Dataset rows describing interfaces:

•••••

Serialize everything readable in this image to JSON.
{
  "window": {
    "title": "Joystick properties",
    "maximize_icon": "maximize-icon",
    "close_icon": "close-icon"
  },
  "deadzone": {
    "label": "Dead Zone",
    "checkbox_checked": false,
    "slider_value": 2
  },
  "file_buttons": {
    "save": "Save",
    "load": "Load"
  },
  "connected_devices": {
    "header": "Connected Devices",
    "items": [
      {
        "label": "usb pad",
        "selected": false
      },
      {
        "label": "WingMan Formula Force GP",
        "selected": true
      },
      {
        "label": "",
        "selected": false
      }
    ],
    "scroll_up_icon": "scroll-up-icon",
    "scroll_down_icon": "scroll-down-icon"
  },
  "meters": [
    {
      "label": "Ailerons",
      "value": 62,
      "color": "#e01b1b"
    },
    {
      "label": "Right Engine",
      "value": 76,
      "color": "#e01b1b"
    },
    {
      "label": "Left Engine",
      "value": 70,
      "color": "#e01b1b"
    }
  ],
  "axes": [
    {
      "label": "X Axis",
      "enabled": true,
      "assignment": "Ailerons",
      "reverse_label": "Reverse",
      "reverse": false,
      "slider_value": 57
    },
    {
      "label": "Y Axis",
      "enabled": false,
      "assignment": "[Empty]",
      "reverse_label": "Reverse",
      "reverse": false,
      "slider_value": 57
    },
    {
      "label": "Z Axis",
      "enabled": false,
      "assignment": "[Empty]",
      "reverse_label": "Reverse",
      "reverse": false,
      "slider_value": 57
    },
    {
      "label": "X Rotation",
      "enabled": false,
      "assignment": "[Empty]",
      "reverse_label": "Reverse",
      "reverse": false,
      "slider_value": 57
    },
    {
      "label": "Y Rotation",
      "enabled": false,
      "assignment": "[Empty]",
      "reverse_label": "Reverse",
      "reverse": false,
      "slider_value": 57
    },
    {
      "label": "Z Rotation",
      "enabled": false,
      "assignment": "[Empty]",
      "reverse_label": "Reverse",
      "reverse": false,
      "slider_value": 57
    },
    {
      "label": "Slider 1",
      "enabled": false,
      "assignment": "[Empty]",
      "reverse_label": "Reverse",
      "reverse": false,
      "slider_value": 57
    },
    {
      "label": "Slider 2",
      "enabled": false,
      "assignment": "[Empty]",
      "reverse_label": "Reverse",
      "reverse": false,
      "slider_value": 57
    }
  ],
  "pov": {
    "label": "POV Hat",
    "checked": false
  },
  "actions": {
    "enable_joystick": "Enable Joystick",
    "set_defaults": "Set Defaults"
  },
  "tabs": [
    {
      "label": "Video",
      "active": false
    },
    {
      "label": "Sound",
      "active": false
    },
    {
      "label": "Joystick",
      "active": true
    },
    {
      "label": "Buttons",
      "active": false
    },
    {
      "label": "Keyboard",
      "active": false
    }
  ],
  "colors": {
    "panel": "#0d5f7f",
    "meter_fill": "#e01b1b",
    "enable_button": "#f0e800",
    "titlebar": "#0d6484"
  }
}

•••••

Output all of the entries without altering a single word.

Result of this task:
Serialize everything readable in this image to JSON.
{
  "window": {
    "title": "Joystick properties",
    "maximize_icon": "maximize-icon",
    "close_icon": "close-icon"
  },
  "deadzone": {
    "label": "Dead Zone",
    "checkbox_checked": false,
    "slider_value": 2
  },
  "file_buttons": {
    "save": "Save",
    "load": "Load"
  },
  "connected_devices": {
    "header": "Connected Devices",
    "items": [
      {
        "label": "usb pad",
        "selected": false
      },
      {
        "label": "WingMan Formula Force GP",
        "selected": true
      },
      {
        "label": "",
        "selected": false
      }
    ],
    "scroll_up_icon": "scroll-up-icon",
    "scroll_down_icon": "scroll-down-icon"
  },
  "meters": [
    {
      "label": "Ailerons",
      "value": 62,
      "color": "#e01b1b"
    },
    {
      "label": "Right Engine",
      "value": 76,
      "color": "#e01b1b"
    },
    {
      "label": "Left Engine",
      "value": 70,
      "color": "#e01b1b"
    }
  ],
  "axes": [
    {
      "label": "X Axis",
      "enabled": true,
      "assignment": "Ailerons",
      "reverse_label": "Reverse",
      "reverse": false,
      "slider_value": 57
    },
    {
      "label": "Y Axis",
      "enabled": false,
      "assignment": "[Empty]",
      "reverse_label": "Reverse",
      "reverse": false,
      "slider_value": 57
    },
    {
      "label": "Z Axis",
      "enabled": false,
      "assignment": "[Empty]",
      "reverse_label": "Reverse",
      "reverse": false,
      "slider_value": 57
    },
    {
      "label": "X Rotation",
      "enabled": false,
      "assignment": "[Empty]",
      "reverse_label": "Reverse",
      "reverse": false,
      "slider_value": 57
    },
    {
      "label": "Y Rotation",
      "enabled": false,
      "assignment": "[Empty]",
      "reverse_label": "Reverse",
      "reverse": false,
      "slider_value": 57
    },
    {
      "label": "Z Rotation",
      "enabled": false,
      "assignment": "[Empty]",
      "reverse_label": "Reverse",
      "reverse": false,
      "slider_value": 57
    },
    {
      "label": "Slider 1",
      "enabled": false,
      "assignment": "[Empty]",
      "reverse_label": "Reverse",
      "reverse": false,
      "slider_value": 57
    },
    {
      "label": "Slider 2",
      "enabled": false,
      "assignment": "[Empty]",
      "reverse_label": "Reverse",
      "reverse": false,
      "slider_value": 57
    }
  ],
  "pov": {
    "label": "POV Hat",
    "checked": false
  },
  "actions": {
    "enable_joystick": "Enable Joystick",
    "set_defaults": "Set Defaults"
  },
  "tabs": [
    {
      "label": "Video",
      "active": false
    },
    {
      "label": "Sound",
      "active": false
    },
    {
      "label": "Joystick",
      "active": true
    },
    {
      "label": "Buttons",
      "active": false
    },
    {
      "label": "Keyboard",
      "active": false
    }
  ],
  "colors": {
    "panel": "#0d5f7f",
    "meter_fill": "#e01b1b",
    "enable_button": "#f0e800",
    "titlebar": "#0d6484"
  }
}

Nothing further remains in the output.